Bradley Onishi, an ex-evangelical who is Professor of Religious Studies at Skidmore College and host of the podcast “Straight White American Jesus” (full disclosure: I have been a repeat guest), told The Conversationalist that the media still has a tendency to give disproportionate coverage to evangelicals who are critical of Trump, which he sees as “a reticence on the part of legacy outlets to be fully critical of white Christians.” He added: “We have it baked into our ether that they are good, wholesome, moral Americans who are the backbone of the country.”
Instead of exploring “the ways white evangelicals are entangled with white supremacists, white nationalists, homegrown terrorists, militias, and other anti-democratic groups,” prominent outlets take pains to represent evangelicals as largely benign, said Onishi. In his view, ex-evangelicals should be given far more media time. They know better than anyone “how and why white evangelicals became the most extreme religious group in the country when it comes to immigration, race, reproductive rights, and religious liberty.” I agree completely, because I believe in the power of stories to change minds.
The American media’s increasingly critical coverage of white evangelicals, however incomplete, has coincided with the rapid growth of the non-religious population. The latter has been driven by the Christian Right’s culture wars, which would seem to be at the root of much of the asymmetric polarization the United States has undergone in recent years. Just as Christian nationalists are concentrated in the Republican Party, a large majority of the religiously unaffiliated tend to vote for Democrats. Secular Democrats could help change the ways Americans discuss religion and pluralism; and the more the party recognizes them, the more likely we are to see such changes.
Many secular Democrats are frustrated at the heavy emphasis the Democratic National Committee places on trying to reach white Christians, the vast majority of whom will certainly vote for Trump again this year. But the Democrats have recently taken some serious steps toward embracing the nonreligious vote. These include the DNC’s 2019 Resolution 38, which recognizes the contributions of nonreligious Americans, and the appointment of Sarah Levin, formerly of Secular Coalition for America, as co-chair of the DNC’s Interfaith Council. Levin deserves much credit for pushing the DNC to include secular voters, which could create a positive feedback loop with the press that will further weaken respectable evangelicals’ control of their movement’s narrative.
Levin told The Conversationalist that the rot at the core of conservative evangelicalism “has been exposed to a new level in the eyes of everyday Americans,” who now see clearly “what it looks like when a narrow set of beliefs is privileged, when religious liberty is weaponized to undermine civil rights, when patriotic pluralism is replaced with Christian nationalism, and [how it affects] our foreign policy.”
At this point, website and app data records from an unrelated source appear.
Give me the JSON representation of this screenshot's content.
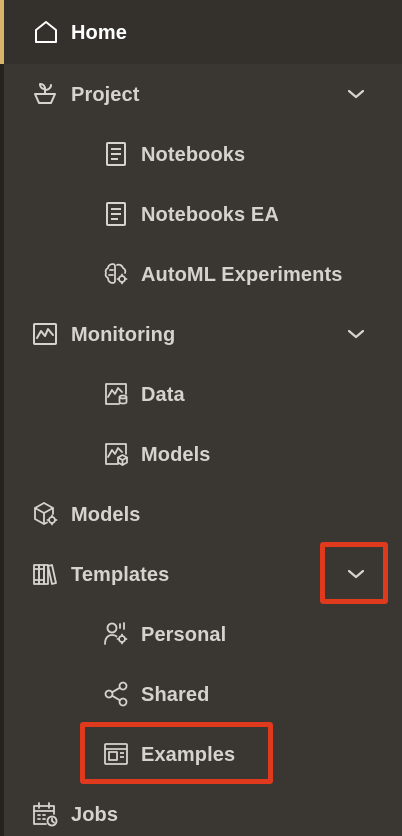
{
  "nav": {
    "home": {
      "label": "Home",
      "icon": "home-icon"
    },
    "project": {
      "label": "Project",
      "icon": "project-icon"
    },
    "notebooks": {
      "label": "Notebooks",
      "icon": "notebook-icon"
    },
    "notebooks_ea": {
      "label": "Notebooks EA",
      "icon": "notebook-icon"
    },
    "automl": {
      "label": "AutoML Experiments",
      "icon": "brain-gear-icon"
    },
    "monitoring": {
      "label": "Monitoring",
      "icon": "monitoring-chart-icon"
    },
    "monitor_data": {
      "label": "Data",
      "icon": "chart-database-icon"
    },
    "monitor_models": {
      "label": "Models",
      "icon": "chart-cube-icon"
    },
    "models": {
      "label": "Models",
      "icon": "models-cube-icon"
    },
    "templates": {
      "label": "Templates",
      "icon": "library-icon"
    },
    "personal": {
      "label": "Personal",
      "icon": "person-gear-icon"
    },
    "shared": {
      "label": "Shared",
      "icon": "share-icon"
    },
    "examples": {
      "label": "Examples",
      "icon": "template-frame-icon"
    },
    "jobs": {
      "label": "Jobs",
      "icon": "calendar-clock-icon"
    }
  },
  "colors": {
    "background": "#3a3733",
    "text": "#d6d3cf",
    "active_text": "#ffffff",
    "accent": "#d9b36a",
    "highlight": "#e03a1e"
  }
}
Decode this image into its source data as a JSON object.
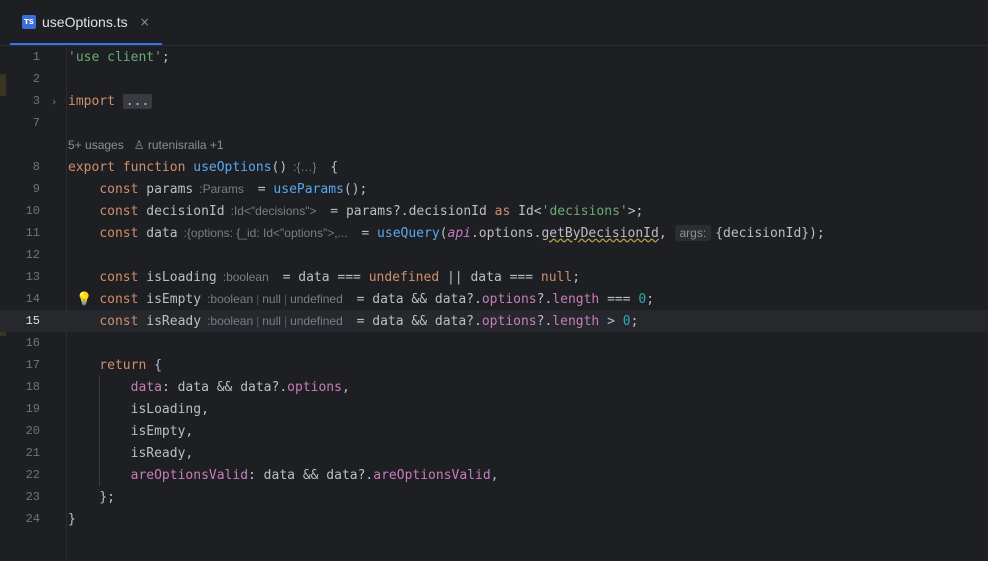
{
  "tab": {
    "title": "useOptions.ts",
    "close": "×",
    "icon": "TS"
  },
  "meta": {
    "usages": "5+ usages",
    "author": "rutenisraila +1"
  },
  "lines": {
    "l1": {
      "num": "1",
      "str": "'use client'",
      "semi": ";"
    },
    "l2": {
      "num": "2"
    },
    "l3": {
      "num": "3",
      "kw": "import",
      "fold": "..."
    },
    "l7": {
      "num": "7"
    },
    "l8": {
      "num": "8",
      "export": "export",
      "function": "function",
      "name": "useOptions",
      "paren": "()",
      "hint": ":{…}",
      "brace": "{"
    },
    "l9": {
      "num": "9",
      "const": "const",
      "var": "params",
      "hint": ":Params",
      "eq": "= ",
      "call": "useParams",
      "rest": "();"
    },
    "l10": {
      "num": "10",
      "const": "const",
      "var": "decisionId",
      "hint": ":Id<\"decisions\">",
      "pre": "= params?.decisionId ",
      "as": "as",
      "mid": " Id<",
      "str": "'decisions'",
      "post": ">;"
    },
    "l11": {
      "num": "11",
      "const": "const",
      "var": "data",
      "hint": ":{options: {_id: Id<\"options\">,...",
      "eq": "= ",
      "call": "useQuery",
      "open": "(",
      "api": "api",
      "mid": ".options.",
      "getter": "getByDecisionId",
      "comma": ",",
      "args": "args:",
      "rest": "{decisionId});"
    },
    "l12": {
      "num": "12"
    },
    "l13": {
      "num": "13",
      "const": "const",
      "var": "isLoading",
      "hint": ":boolean",
      "pre": "= data === ",
      "undef": "undefined",
      "mid": " || data === ",
      "null": "null",
      "semi": ";"
    },
    "l14": {
      "num": "14",
      "const": "const",
      "var": "isEmpty",
      "hint1": ":boolean",
      "hint2": "null",
      "hint3": "undefined",
      "pre": "= data && data?.",
      "options": "options",
      "q": "?.",
      "length": "length",
      "op": " === ",
      "zero": "0",
      "semi": ";"
    },
    "l15": {
      "num": "15",
      "const": "const",
      "var": "isReady",
      "hint1": ":boolean",
      "hint2": "null",
      "hint3": "undefined",
      "pre": "= data && data?.",
      "options": "options",
      "q": "?.",
      "length": "length",
      "op": " > ",
      "zero": "0",
      "semi": ";"
    },
    "l16": {
      "num": "16"
    },
    "l17": {
      "num": "17",
      "kw": "return",
      "rest": " {"
    },
    "l18": {
      "num": "18",
      "prop": "data",
      "rest": ": data && data?.",
      "prop2": "options",
      "end": ","
    },
    "l19": {
      "num": "19",
      "text": "isLoading,"
    },
    "l20": {
      "num": "20",
      "text": "isEmpty,"
    },
    "l21": {
      "num": "21",
      "text": "isReady,"
    },
    "l22": {
      "num": "22",
      "prop": "areOptionsValid",
      "rest": ": data && data?.",
      "prop2": "areOptionsValid",
      "end": ","
    },
    "l23": {
      "num": "23",
      "text": "};"
    },
    "l24": {
      "num": "24",
      "text": "}"
    }
  },
  "colors": {
    "background": "#1e1f22",
    "keyword": "#cf8e6d",
    "string": "#6aab73",
    "function": "#56a8f5",
    "property": "#c77dbb",
    "number": "#2aacb8",
    "tab_accent": "#3574f0"
  },
  "icons": {
    "bulb": "lightbulb-icon",
    "fold": "chevron-right-icon",
    "user": "user-icon"
  }
}
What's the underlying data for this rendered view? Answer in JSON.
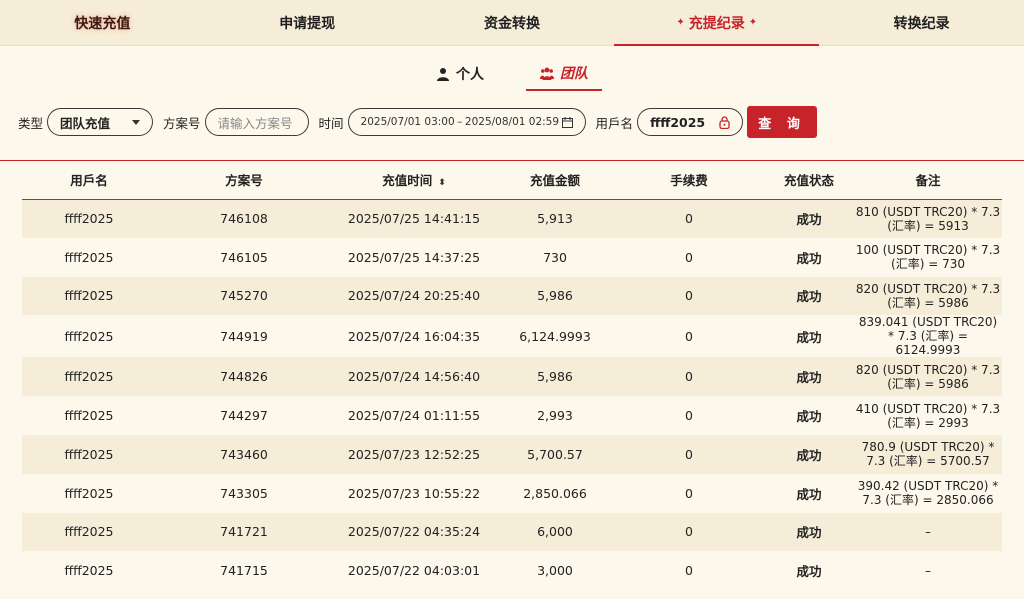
{
  "nav": [
    {
      "label": "快速充值"
    },
    {
      "label": "申请提现"
    },
    {
      "label": "资金转换"
    },
    {
      "label": "充提纪录"
    },
    {
      "label": "转换纪录"
    }
  ],
  "subtabs": {
    "personal": "个人",
    "team": "团队"
  },
  "filters": {
    "type_label": "类型",
    "type_value": "团队充值",
    "plan_label": "方案号",
    "plan_placeholder": "请输入方案号",
    "time_label": "时间",
    "date_start": "2025/07/01 03:00",
    "date_sep": "–",
    "date_end": "2025/08/01 02:59",
    "user_label": "用戶名",
    "user_value": "ffff2025",
    "query_label": "查 询"
  },
  "table": {
    "headers": [
      "用戶名",
      "方案号",
      "充值时间",
      "充值金额",
      "手续费",
      "充值状态",
      "备注"
    ],
    "rows": [
      [
        "ffff2025",
        "746108",
        "2025/07/25 14:41:15",
        "5,913",
        "0",
        "成功",
        "810 (USDT TRC20) * 7.3 (汇率) = 5913"
      ],
      [
        "ffff2025",
        "746105",
        "2025/07/25 14:37:25",
        "730",
        "0",
        "成功",
        "100 (USDT TRC20) * 7.3 (汇率) = 730"
      ],
      [
        "ffff2025",
        "745270",
        "2025/07/24 20:25:40",
        "5,986",
        "0",
        "成功",
        "820 (USDT TRC20) * 7.3 (汇率) = 5986"
      ],
      [
        "ffff2025",
        "744919",
        "2025/07/24 16:04:35",
        "6,124.9993",
        "0",
        "成功",
        "839.041 (USDT TRC20) * 7.3 (汇率) = 6124.9993"
      ],
      [
        "ffff2025",
        "744826",
        "2025/07/24 14:56:40",
        "5,986",
        "0",
        "成功",
        "820 (USDT TRC20) * 7.3 (汇率) = 5986"
      ],
      [
        "ffff2025",
        "744297",
        "2025/07/24 01:11:55",
        "2,993",
        "0",
        "成功",
        "410 (USDT TRC20) * 7.3 (汇率) = 2993"
      ],
      [
        "ffff2025",
        "743460",
        "2025/07/23 12:52:25",
        "5,700.57",
        "0",
        "成功",
        "780.9 (USDT TRC20) * 7.3 (汇率) = 5700.57"
      ],
      [
        "ffff2025",
        "743305",
        "2025/07/23 10:55:22",
        "2,850.066",
        "0",
        "成功",
        "390.42 (USDT TRC20) * 7.3 (汇率) = 2850.066"
      ],
      [
        "ffff2025",
        "741721",
        "2025/07/22 04:35:24",
        "6,000",
        "0",
        "成功",
        "–"
      ],
      [
        "ffff2025",
        "741715",
        "2025/07/22 04:03:01",
        "3,000",
        "0",
        "成功",
        "–"
      ]
    ]
  },
  "colors": {
    "accent": "#c7232a",
    "stripe": "#f6edd9",
    "bg": "#fdf8ec"
  }
}
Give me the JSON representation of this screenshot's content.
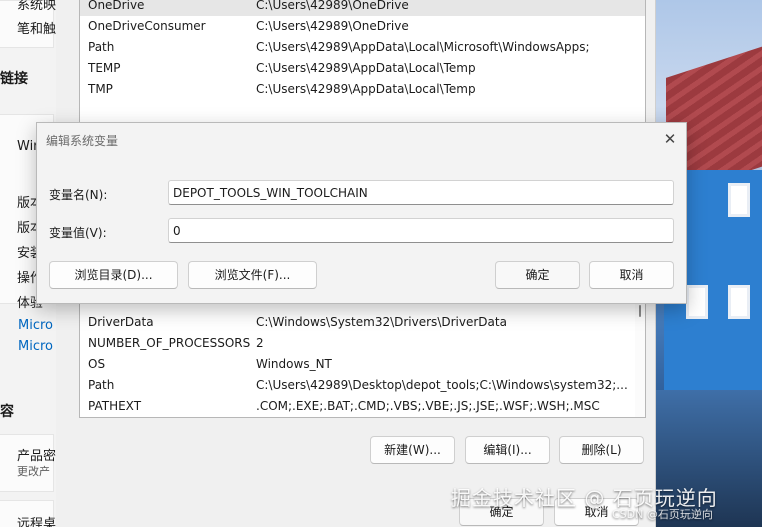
{
  "settings": {
    "items": [
      "系统映",
      "笔和触",
      "链接",
      "Win",
      "版本",
      "版本",
      "安装",
      "操作",
      "体验"
    ],
    "links": [
      "Micro",
      "Micro"
    ],
    "section_header": "容",
    "product_key": "产品密",
    "product_key_sub": "更改产",
    "remote": "远程桌"
  },
  "user_vars": {
    "rows": [
      {
        "name": "OneDrive",
        "value": "C:\\Users\\42989\\OneDrive"
      },
      {
        "name": "OneDriveConsumer",
        "value": "C:\\Users\\42989\\OneDrive"
      },
      {
        "name": "Path",
        "value": "C:\\Users\\42989\\AppData\\Local\\Microsoft\\WindowsApps;"
      },
      {
        "name": "TEMP",
        "value": "C:\\Users\\42989\\AppData\\Local\\Temp"
      },
      {
        "name": "TMP",
        "value": "C:\\Users\\42989\\AppData\\Local\\Temp"
      }
    ]
  },
  "system_vars": {
    "rows": [
      {
        "name": "DriverData",
        "value": "C:\\Windows\\System32\\Drivers\\DriverData"
      },
      {
        "name": "NUMBER_OF_PROCESSORS",
        "value": "2"
      },
      {
        "name": "OS",
        "value": "Windows_NT"
      },
      {
        "name": "Path",
        "value": "C:\\Users\\42989\\Desktop\\depot_tools;C:\\Windows\\system32;..."
      },
      {
        "name": "PATHEXT",
        "value": ".COM;.EXE;.BAT;.CMD;.VBS;.VBE;.JS;.JSE;.WSF;.WSH;.MSC"
      }
    ],
    "buttons": {
      "new": "新建(W)...",
      "edit": "编辑(I)...",
      "delete": "删除(L)"
    }
  },
  "footer_buttons": {
    "ok": "确定",
    "cancel": "取消"
  },
  "dialog": {
    "title": "编辑系统变量",
    "close_glyph": "✕",
    "name_label": "变量名(N):",
    "name_value": "DEPOT_TOOLS_WIN_TOOLCHAIN",
    "value_label": "变量值(V):",
    "value_value": "0",
    "browse_dir": "浏览目录(D)...",
    "browse_file": "浏览文件(F)...",
    "ok": "确定",
    "cancel": "取消"
  },
  "watermark": {
    "main": "掘金技术社区 @ 石页玩逆向",
    "sub": "CSDN @石页玩逆向"
  }
}
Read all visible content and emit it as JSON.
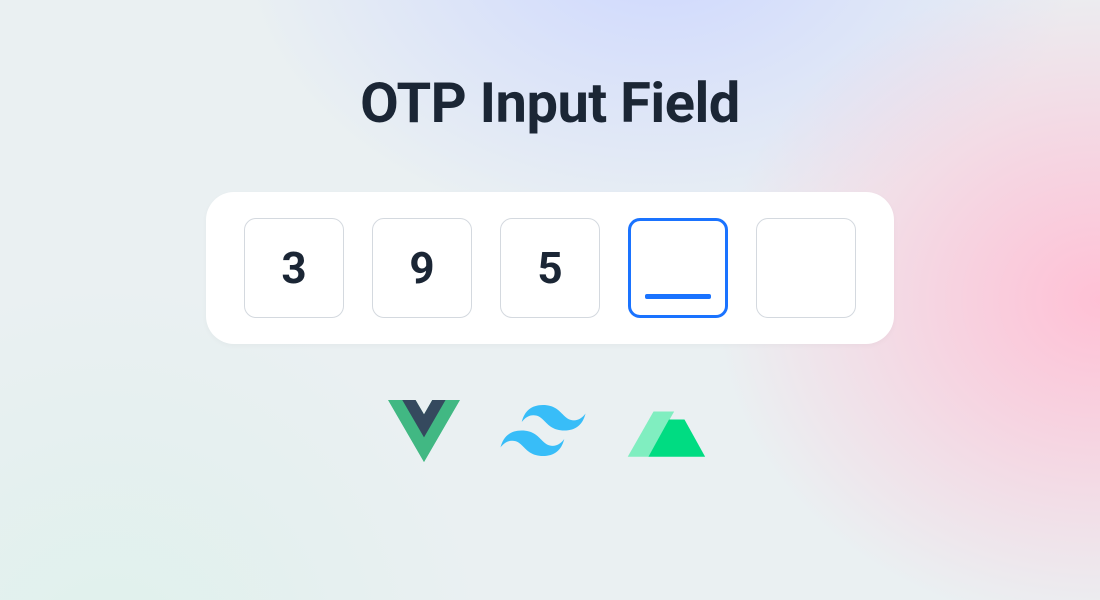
{
  "title": "OTP Input Field",
  "otp": {
    "cells": [
      {
        "value": "3",
        "active": false
      },
      {
        "value": "9",
        "active": false
      },
      {
        "value": "5",
        "active": false
      },
      {
        "value": "",
        "active": true
      },
      {
        "value": "",
        "active": false
      }
    ],
    "accent_color": "#1a73ff",
    "text_color": "#1b2635"
  },
  "logos": [
    {
      "name": "vue-icon"
    },
    {
      "name": "tailwind-icon"
    },
    {
      "name": "nuxt-icon"
    }
  ]
}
The disastrous impact on American democracy of an empowered Christian Right could easily, as Levin points out, have been predicted. Many secularists are ex-evangelicals who know white evangelical subculture intimately have been sounding alarm bells for years; they should be part of the national conversation. The lesson of the Trump years could and should be that if the media learns, with the help of ex-evangelicals, to cover the danger of Christian nationalism accurately, it could make possible a healthier democratic future in the United States of America.